As everyone gathered around, I assembled five sets of Riedel glassware—each featuring an Old World Pinot Noir glass, a New World Pinot Noir glass, and their newest single varietal offering, the Pinot Noir Winewings stem with its flat bottom and strange waves. “I wish you hadn’t done this,” one friend declared after trying the Burgundy in each glass.
“I wish you hadn’t done this,” one friend declared after trying the Burgundy in each glass.
Riedel’s Old World Pinot glass is a classic Burgundy glass with a wide bowl that tapers to a narrower opening. It’s designed to give the wine plenty of aerating surface area, capturing the delicate flavors and concentrating them on the nose. The Riedel Vinum New World Pinot glass (set of 2, $59) is what many pinot lovers know as the Oregon pinot glass. The tulip-shaped bowl was designed with winemakers in Oregon a decade ago with a flare at the top created to capture the concentrated and aromatic aromas of new world Pinot Noir.
Our third glass was the newest in the Riedel varietal line, the Riedel Pinot Noir Winewings. This delicate glass with waves up the side almost looks experimental, but is designed with functionality in mind. With a squared-off bottom and sides extending into “wings,” the glass is designed to emphasize minerality, says Riedel.
We started with a 2009 Alain Burguet Gevrey-Chambertain Mes Favorites, a classic Burgundy. With a 3-ounce pour in each glass, we swirled, sniffed and tasted, comparing the nose, the palate, and finish of the wine in the three stems.
“I wish you hadn’t done this,” one aficionado friend declared after trying the Burgundy in each glass. “I have always been a skeptic about the difference glass shapes can make,” he said. “And you’re changing my mind.”
It was no surprise that the Burgundy showed best in the Old World glass.
While the new world glass emphasized the fruit on the wine, the old world glass best presented the secondary flavors of earth and mushroom in an old Burgundy.
For our second bottle we opened a 2018 Four Graces Pinot Noir. It was also no surprise that this wine was a star in the new world glass which emphasized the Oregon beauty’s aromatic nose and fruit-driven flavors.
Still hoping to let the Winewings show us what it could do, we opened a 2017 Daily August from August Kesseler, a German pinot from the Rheingau. After a few minutes, we began to understand why Riedel designed the Winewings glass to push the envelope.
Many at the table had never had a German pinot this rich and delicious, but the wavy glass presented the wine in a way that neither of the other glasses could. While it was muted and earthy in the old world glass, and bright and fruit-forward in the new world glass, the Winewings stem gave an integrated, balanced taste.
Our experiment convinced even the hardened skeptics that glass shapes make a difference. “These are not the same wines,” declared one taster—they though had been poured in plain sight.

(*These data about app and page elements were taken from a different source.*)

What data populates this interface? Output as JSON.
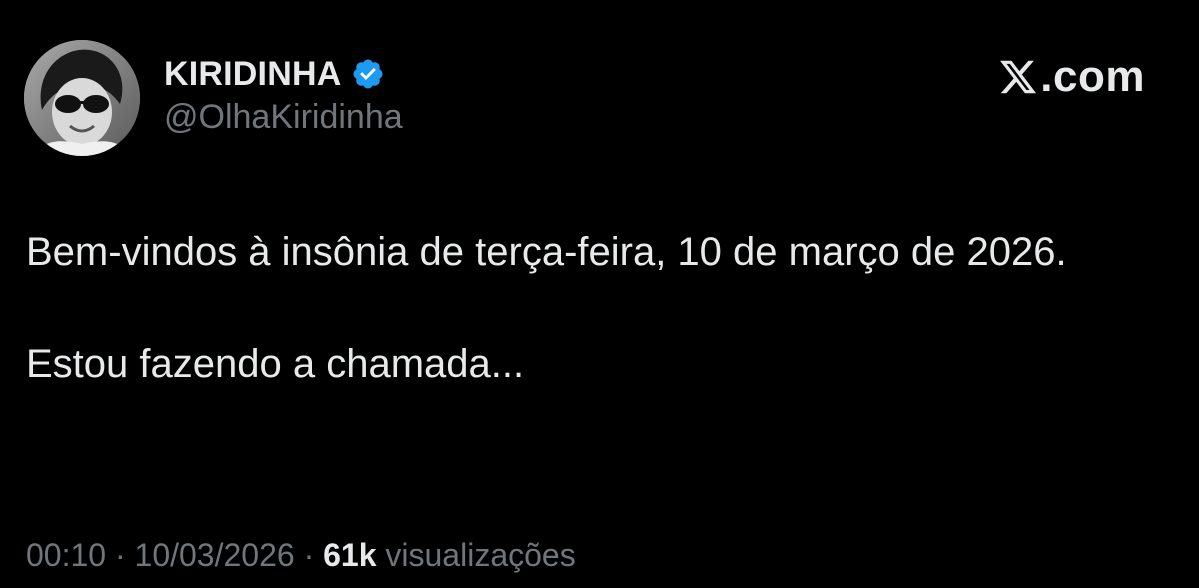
{
  "author": {
    "display_name": "KIRIDINHA",
    "handle": "@OlhaKiridinha",
    "verified_icon": "verified-badge-icon",
    "verified_color": "#1d9bf0",
    "avatar_icon": "avatar-photo"
  },
  "source": {
    "logo_icon": "x-logo-icon",
    "text": ".com"
  },
  "tweet": {
    "paragraphs": [
      "Bem-vindos à insônia de terça-feira, 10 de março de 2026.",
      "Estou fazendo a chamada..."
    ]
  },
  "meta": {
    "time": "00:10",
    "separator": "·",
    "date": "10/03/2026",
    "views_count": "61k",
    "views_label": "visualizações"
  },
  "colors": {
    "background": "#000000",
    "primary_text": "#e7e9ea",
    "secondary_text": "#71767b",
    "accent": "#1d9bf0"
  }
}
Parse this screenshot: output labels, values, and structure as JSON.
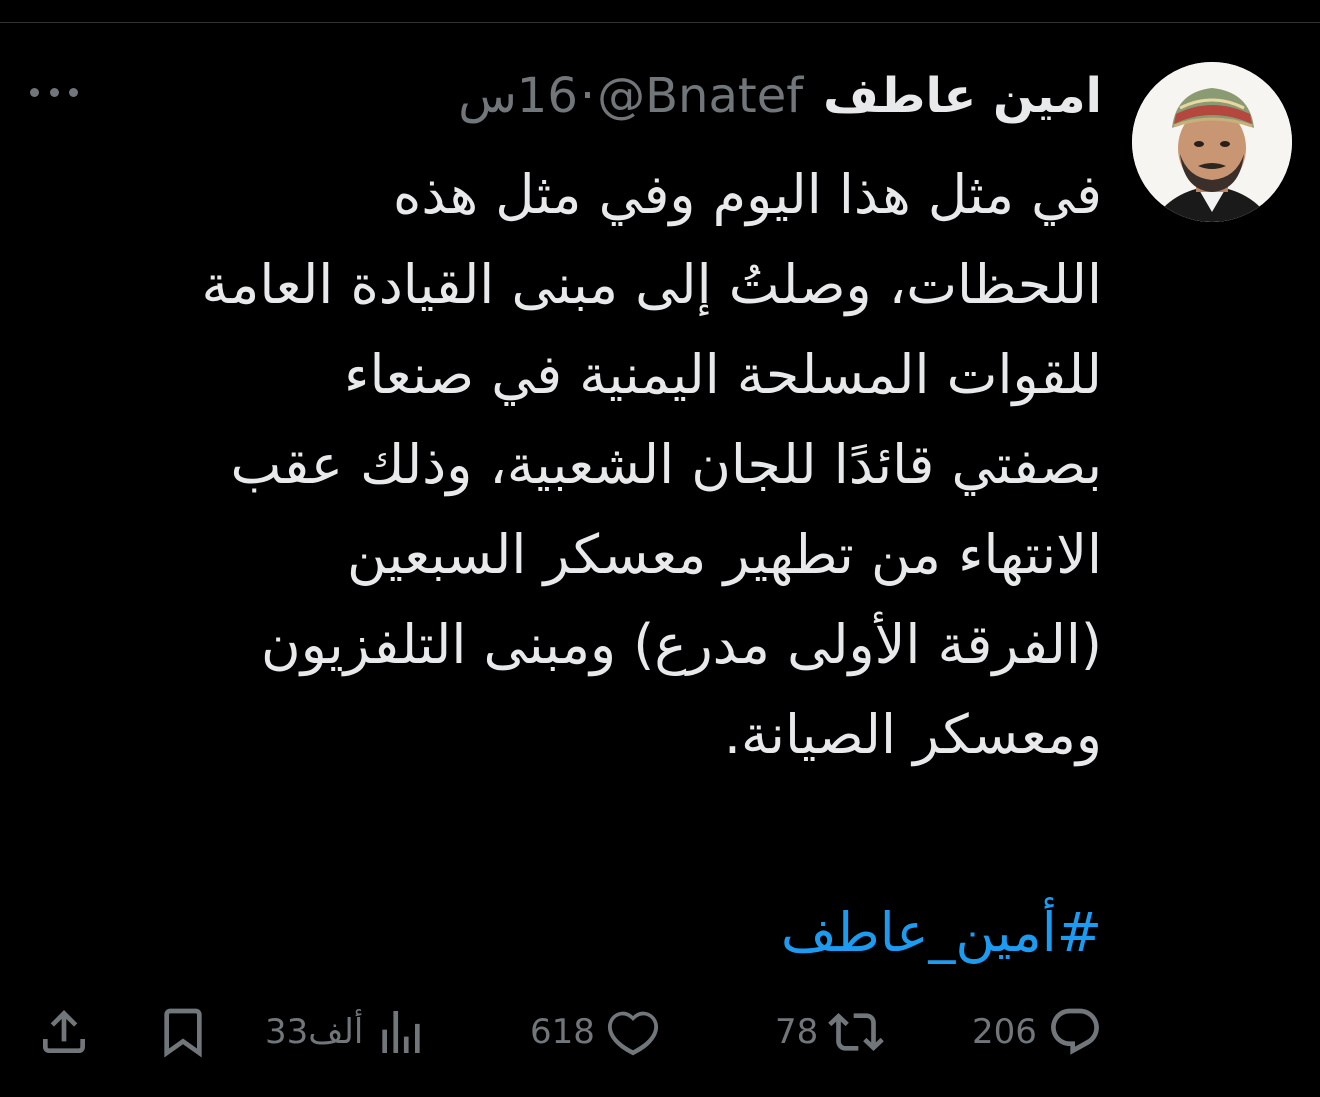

While it was clear the Old World and New World glasses achieved their purposes, we found the Winewings would be the choice to “smooth-out” a terroir-driven, non-traditional pinot from Central Otago, Chile, or Germany—or any less-easy-to-define pinot.
Above all, you want to look for glasses that will maximize the pleasures of your wine; with Winewings, you get an intriguing conversation topic as well.